╭─ SUPPLIED INFORMATION

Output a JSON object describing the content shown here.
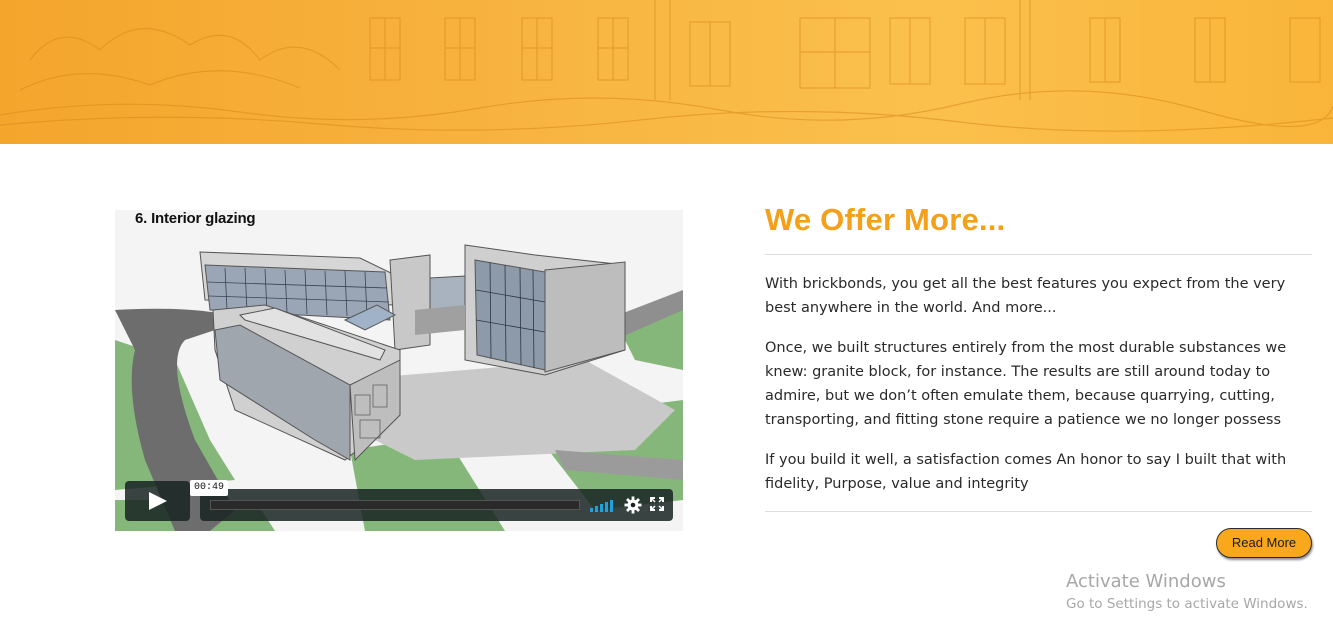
{
  "video": {
    "caption": "6. Interior glazing",
    "time": "00:49",
    "progress_fraction": 0.0
  },
  "offer": {
    "title": "We Offer More...",
    "paragraphs": [
      "With brickbonds, you get all the best features you expect from the very best anywhere in the world. And more...",
      "Once, we built structures entirely from the most durable substances we knew: granite block, for instance. The results are still around today to admire, but we don’t often emulate them, because quarrying, cutting, transporting, and fitting stone require a patience we no longer possess",
      "If you build it well, a satisfaction comes An honor to say I built that with fidelity, Purpose, value and integrity"
    ],
    "read_more_label": "Read More"
  },
  "watermark": {
    "title": "Activate Windows",
    "subtitle": "Go to Settings to activate Windows."
  },
  "colors": {
    "accent": "#f5a01a",
    "button": "#f9a81b",
    "banner": "#f7b23e",
    "player_bar": "#172322",
    "volume": "#1ea3e0"
  },
  "icons": [
    "play-icon",
    "volume-icon",
    "settings-icon",
    "fullscreen-icon"
  ]
}
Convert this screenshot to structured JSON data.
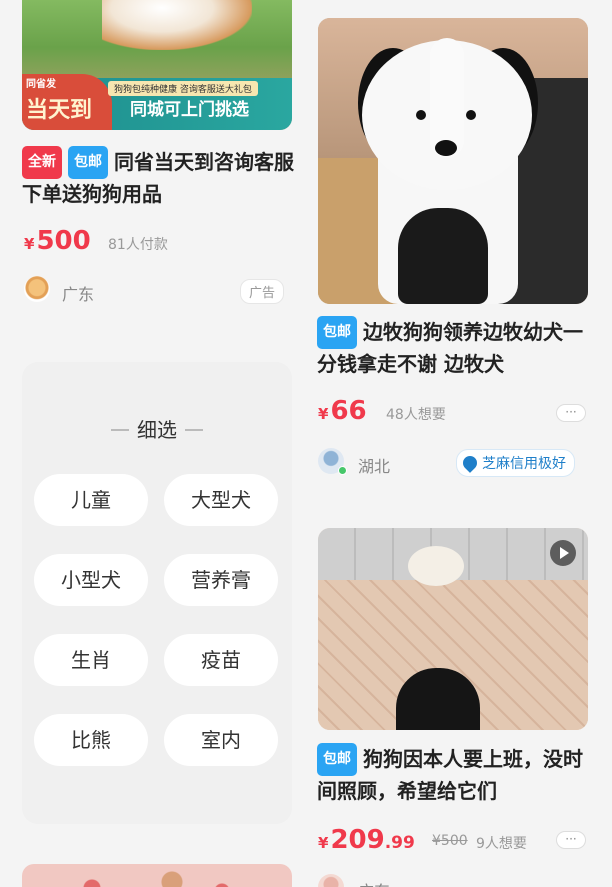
{
  "left_card": {
    "image": {
      "corner_text": "同省发",
      "small_banner": "狗狗包纯种健康 咨询客服送大礼包",
      "big_text": "当天到",
      "right_text": "同城可上门挑选"
    },
    "badges": [
      "全新",
      "包邮"
    ],
    "title": "同省当天到咨询客服下单送狗狗用品",
    "price_symbol": "¥",
    "price": "500",
    "meta": "81人付款",
    "location": "广东",
    "ad_label": "广告"
  },
  "filter_panel": {
    "title": "细选",
    "chips": [
      "儿童",
      "大型犬",
      "小型犬",
      "营养膏",
      "生肖",
      "疫苗",
      "比熊",
      "室内"
    ]
  },
  "right_card_1": {
    "badges": [
      "包邮"
    ],
    "title": "边牧狗狗领养边牧幼犬一分钱拿走不谢 边牧犬",
    "price_symbol": "¥",
    "price": "66",
    "meta": "48人想要",
    "more": "···",
    "location": "湖北",
    "credit": "芝麻信用极好"
  },
  "right_card_2": {
    "badges": [
      "包邮"
    ],
    "title": "狗狗因本人要上班，没时间照顾，希望给它们",
    "price_symbol": "¥",
    "price_int": "209",
    "price_cents": ".99",
    "original_price": "¥500",
    "meta": "9人想要",
    "more": "···",
    "location": "广东"
  },
  "colors": {
    "price": "#f0394b",
    "badge_new": "#f0394b",
    "badge_free": "#2aa4f3",
    "credit": "#1f7fc9"
  },
  "icons": [
    "corgi-avatar-icon",
    "user-avatar-icon",
    "sesame-credit-icon",
    "play-video-icon",
    "more-options-icon"
  ]
}
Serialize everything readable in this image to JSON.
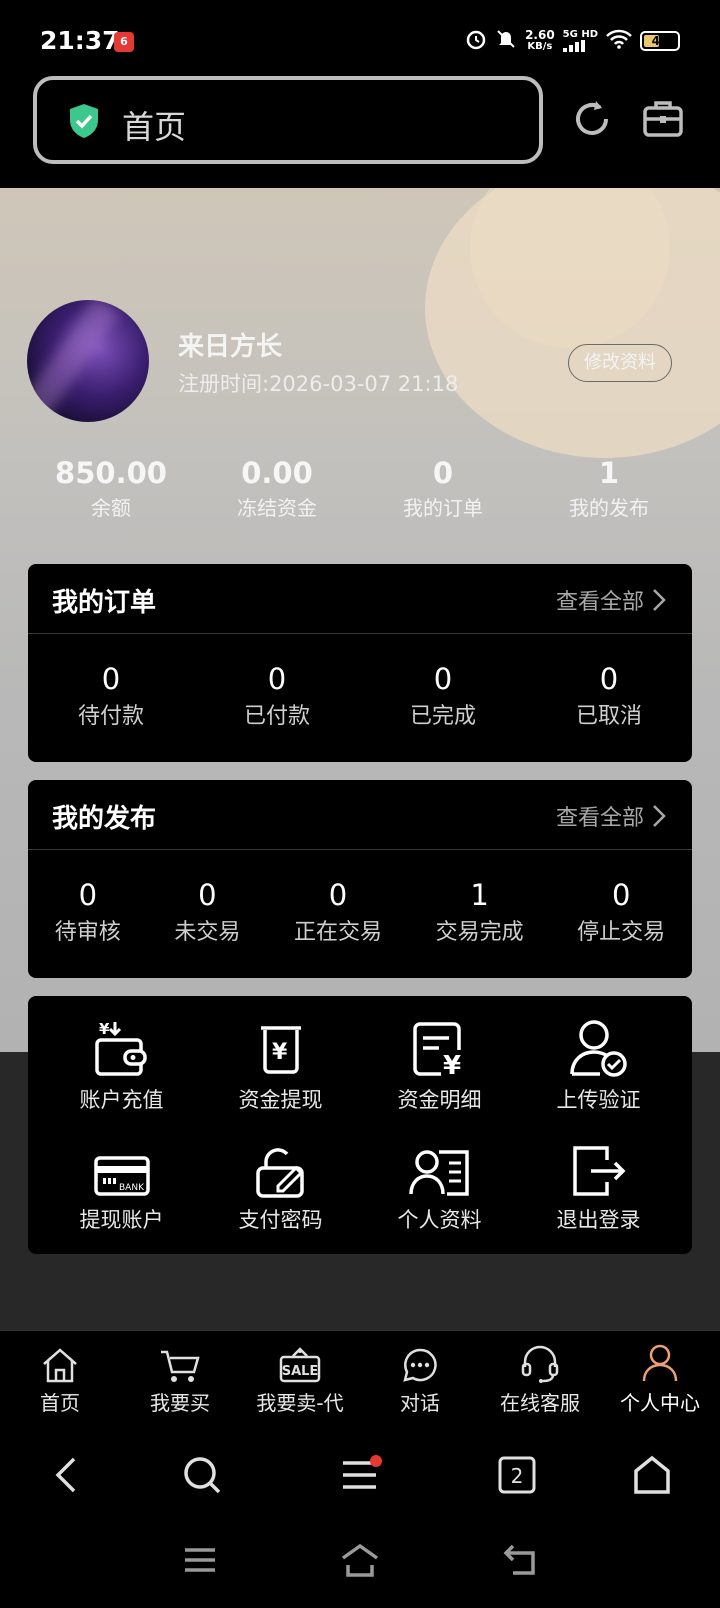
{
  "status_bar": {
    "time": "21:37",
    "app_badge": "6",
    "speed_value": "2.60",
    "speed_unit": "KB/s",
    "net_type": "5G HD",
    "battery_level": "46",
    "battery_percent": 46
  },
  "browser": {
    "address_text": "首页",
    "tab_count": "2"
  },
  "profile": {
    "username": "来日方长",
    "register_time": "注册时间:2026-03-07 21:18",
    "edit_label": "修改资料",
    "stats": [
      {
        "value": "850.00",
        "label": "余额"
      },
      {
        "value": "0.00",
        "label": "冻结资金"
      },
      {
        "value": "0",
        "label": "我的订单"
      },
      {
        "value": "1",
        "label": "我的发布"
      }
    ]
  },
  "orders": {
    "title": "我的订单",
    "more": "查看全部",
    "items": [
      {
        "value": "0",
        "label": "待付款"
      },
      {
        "value": "0",
        "label": "已付款"
      },
      {
        "value": "0",
        "label": "已完成"
      },
      {
        "value": "0",
        "label": "已取消"
      }
    ]
  },
  "publish": {
    "title": "我的发布",
    "more": "查看全部",
    "items": [
      {
        "value": "0",
        "label": "待审核"
      },
      {
        "value": "0",
        "label": "未交易"
      },
      {
        "value": "0",
        "label": "正在交易"
      },
      {
        "value": "1",
        "label": "交易完成"
      },
      {
        "value": "0",
        "label": "停止交易"
      }
    ]
  },
  "tools": [
    {
      "label": "账户充值",
      "icon": "wallet-recharge-icon"
    },
    {
      "label": "资金提现",
      "icon": "withdraw-icon"
    },
    {
      "label": "资金明细",
      "icon": "fund-detail-icon"
    },
    {
      "label": "上传验证",
      "icon": "verify-user-icon"
    },
    {
      "label": "提现账户",
      "icon": "bank-card-icon"
    },
    {
      "label": "支付密码",
      "icon": "lock-edit-icon"
    },
    {
      "label": "个人资料",
      "icon": "profile-card-icon"
    },
    {
      "label": "退出登录",
      "icon": "logout-icon"
    }
  ],
  "bottom_nav": [
    {
      "label": "首页",
      "icon": "home-icon"
    },
    {
      "label": "我要买",
      "icon": "cart-icon"
    },
    {
      "label": "我要卖-代",
      "icon": "sale-tag-icon",
      "sale_text": "SALE"
    },
    {
      "label": "对话",
      "icon": "chat-icon"
    },
    {
      "label": "在线客服",
      "icon": "headset-icon"
    },
    {
      "label": "个人中心",
      "icon": "user-icon",
      "active": true
    }
  ],
  "colors": {
    "accent_user": "#f0a070",
    "shield": "#3cc88c",
    "badge": "#e53935"
  }
}
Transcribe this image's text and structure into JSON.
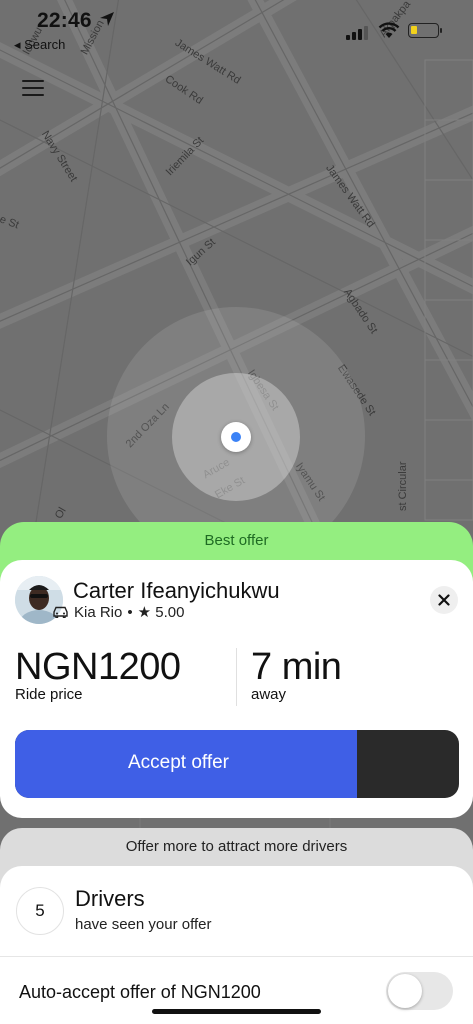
{
  "status_bar": {
    "time": "22:46",
    "back_label": "◂ Search"
  },
  "map": {
    "streets": [
      "Idowu",
      "Mission",
      "James Watt Rd",
      "Cook Rd",
      "Navy Street",
      "Iriemila St",
      "James Watt Rd",
      "e St",
      "Igun St",
      "Agbado St",
      "Ewasede St",
      "2nd Oza Ln",
      "Igbesa St",
      "Aruce",
      "Eke St",
      "Iyamu St",
      "st Circular",
      "Ol",
      "Akpakpa"
    ]
  },
  "offer": {
    "banner_label": "Best offer",
    "driver_name": "Carter Ifeanyichukwu",
    "car_model": "Kia Rio",
    "separator": "•",
    "rating": "★ 5.00",
    "price": "NGN1200",
    "price_label": "Ride price",
    "eta": "7 min",
    "eta_label": "away",
    "accept_label": "Accept offer",
    "accept_countdown_fraction": 0.77
  },
  "attract": {
    "label": "Offer more to attract more drivers"
  },
  "drivers": {
    "count": "5",
    "title": "Drivers",
    "subtitle": "have seen your offer"
  },
  "auto_accept": {
    "label": "Auto-accept offer of NGN1200",
    "enabled": false
  },
  "colors": {
    "accent_blue": "#3f5fe6",
    "best_offer_green": "#94ee80",
    "location_dot": "#3b82f6"
  },
  "icons": {
    "menu": "hamburger-menu-icon",
    "close": "close-icon",
    "car": "car-icon",
    "location": "location-arrow-icon"
  }
}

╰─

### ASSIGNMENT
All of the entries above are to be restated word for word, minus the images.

### WRITTEN RESPONSE
Output a JSON object describing the content shown here.
{
  "video": {
    "caption": "6. Interior glazing",
    "time": "00:49",
    "progress_fraction": 0.0
  },
  "offer": {
    "title": "We Offer More...",
    "paragraphs": [
      "With brickbonds, you get all the best features you expect from the very best anywhere in the world. And more...",
      "Once, we built structures entirely from the most durable substances we knew: granite block, for instance. The results are still around today to admire, but we don’t often emulate them, because quarrying, cutting, transporting, and fitting stone require a patience we no longer possess",
      "If you build it well, a satisfaction comes An honor to say I built that with fidelity, Purpose, value and integrity"
    ],
    "read_more_label": "Read More"
  },
  "watermark": {
    "title": "Activate Windows",
    "subtitle": "Go to Settings to activate Windows."
  },
  "colors": {
    "accent": "#f5a01a",
    "button": "#f9a81b",
    "banner": "#f7b23e",
    "player_bar": "#172322",
    "volume": "#1ea3e0"
  },
  "icons": [
    "play-icon",
    "volume-icon",
    "settings-icon",
    "fullscreen-icon"
  ]
}
Convert this screenshot to structured JSON data.
{
  "left_card": {
    "image": {
      "corner_text": "同省发",
      "small_banner": "狗狗包纯种健康 咨询客服送大礼包",
      "big_text": "当天到",
      "right_text": "同城可上门挑选"
    },
    "badges": [
      "全新",
      "包邮"
    ],
    "title": "同省当天到咨询客服下单送狗狗用品",
    "price_symbol": "¥",
    "price": "500",
    "meta": "81人付款",
    "location": "广东",
    "ad_label": "广告"
  },
  "filter_panel": {
    "title": "细选",
    "chips": [
      "儿童",
      "大型犬",
      "小型犬",
      "营养膏",
      "生肖",
      "疫苗",
      "比熊",
      "室内"
    ]
  },
  "right_card_1": {
    "badges": [
      "包邮"
    ],
    "title": "边牧狗狗领养边牧幼犬一分钱拿走不谢 边牧犬",
    "price_symbol": "¥",
    "price": "66",
    "meta": "48人想要",
    "more": "···",
    "location": "湖北",
    "credit": "芝麻信用极好"
  },
  "right_card_2": {
    "badges": [
      "包邮"
    ],
    "title": "狗狗因本人要上班，没时间照顾，希望给它们",
    "price_symbol": "¥",
    "price_int": "209",
    "price_cents": ".99",
    "original_price": "¥500",
    "meta": "9人想要",
    "more": "···",
    "location": "广东"
  },
  "colors": {
    "price": "#f0394b",
    "badge_new": "#f0394b",
    "badge_free": "#2aa4f3",
    "credit": "#1f7fc9"
  },
  "icons": [
    "corgi-avatar-icon",
    "user-avatar-icon",
    "sesame-credit-icon",
    "play-video-icon",
    "more-options-icon"
  ]
}
Serialize everything readable in this image to JSON.
{
  "status_bar": {
    "time": "21:37",
    "app_badge": "6",
    "speed_value": "2.60",
    "speed_unit": "KB/s",
    "net_type": "5G HD",
    "battery_level": "46",
    "battery_percent": 46
  },
  "browser": {
    "address_text": "首页",
    "tab_count": "2"
  },
  "profile": {
    "username": "来日方长",
    "register_time": "注册时间:2026-03-07 21:18",
    "edit_label": "修改资料",
    "stats": [
      {
        "value": "850.00",
        "label": "余额"
      },
      {
        "value": "0.00",
        "label": "冻结资金"
      },
      {
        "value": "0",
        "label": "我的订单"
      },
      {
        "value": "1",
        "label": "我的发布"
      }
    ]
  },
  "orders": {
    "title": "我的订单",
    "more": "查看全部",
    "items": [
      {
        "value": "0",
        "label": "待付款"
      },
      {
        "value": "0",
        "label": "已付款"
      },
      {
        "value": "0",
        "label": "已完成"
      },
      {
        "value": "0",
        "label": "已取消"
      }
    ]
  },
  "publish": {
    "title": "我的发布",
    "more": "查看全部",
    "items": [
      {
        "value": "0",
        "label": "待审核"
      },
      {
        "value": "0",
        "label": "未交易"
      },
      {
        "value": "0",
        "label": "正在交易"
      },
      {
        "value": "1",
        "label": "交易完成"
      },
      {
        "value": "0",
        "label": "停止交易"
      }
    ]
  },
  "tools": [
    {
      "label": "账户充值",
      "icon": "wallet-recharge-icon"
    },
    {
      "label": "资金提现",
      "icon": "withdraw-icon"
    },
    {
      "label": "资金明细",
      "icon": "fund-detail-icon"
    },
    {
      "label": "上传验证",
      "icon": "verify-user-icon"
    },
    {
      "label": "提现账户",
      "icon": "bank-card-icon"
    },
    {
      "label": "支付密码",
      "icon": "lock-edit-icon"
    },
    {
      "label": "个人资料",
      "icon": "profile-card-icon"
    },
    {
      "label": "退出登录",
      "icon": "logout-icon"
    }
  ],
  "bottom_nav": [
    {
      "label": "首页",
      "icon": "home-icon"
    },
    {
      "label": "我要买",
      "icon": "cart-icon"
    },
    {
      "label": "我要卖-代",
      "icon": "sale-tag-icon",
      "sale_text": "SALE"
    },
    {
      "label": "对话",
      "icon": "chat-icon"
    },
    {
      "label": "在线客服",
      "icon": "headset-icon"
    },
    {
      "label": "个人中心",
      "icon": "user-icon",
      "active": true
    }
  ],
  "colors": {
    "accent_user": "#f0a070",
    "shield": "#3cc88c",
    "badge": "#e53935"
  }
}
Transcribe this image's text and structure into JSON.
{
  "status_bar": {
    "time": "22:46",
    "back_label": "◂ Search"
  },
  "map": {
    "streets": [
      "Idowu",
      "Mission",
      "James Watt Rd",
      "Cook Rd",
      "Navy Street",
      "Iriemila St",
      "James Watt Rd",
      "e St",
      "Igun St",
      "Agbado St",
      "Ewasede St",
      "2nd Oza Ln",
      "Igbesa St",
      "Aruce",
      "Eke St",
      "Iyamu St",
      "st Circular",
      "Ol",
      "Akpakpa"
    ]
  },
  "offer": {
    "banner_label": "Best offer",
    "driver_name": "Carter Ifeanyichukwu",
    "car_model": "Kia Rio",
    "separator": "•",
    "rating": "★ 5.00",
    "price": "NGN1200",
    "price_label": "Ride price",
    "eta": "7 min",
    "eta_label": "away",
    "accept_label": "Accept offer",
    "accept_countdown_fraction": 0.77
  },
  "attract": {
    "label": "Offer more to attract more drivers"
  },
  "drivers": {
    "count": "5",
    "title": "Drivers",
    "subtitle": "have seen your offer"
  },
  "auto_accept": {
    "label": "Auto-accept offer of NGN1200",
    "enabled": false
  },
  "colors": {
    "accent_blue": "#3f5fe6",
    "best_offer_green": "#94ee80",
    "location_dot": "#3b82f6"
  },
  "icons": {
    "menu": "hamburger-menu-icon",
    "close": "close-icon",
    "car": "car-icon",
    "location": "location-arrow-icon"
  }
}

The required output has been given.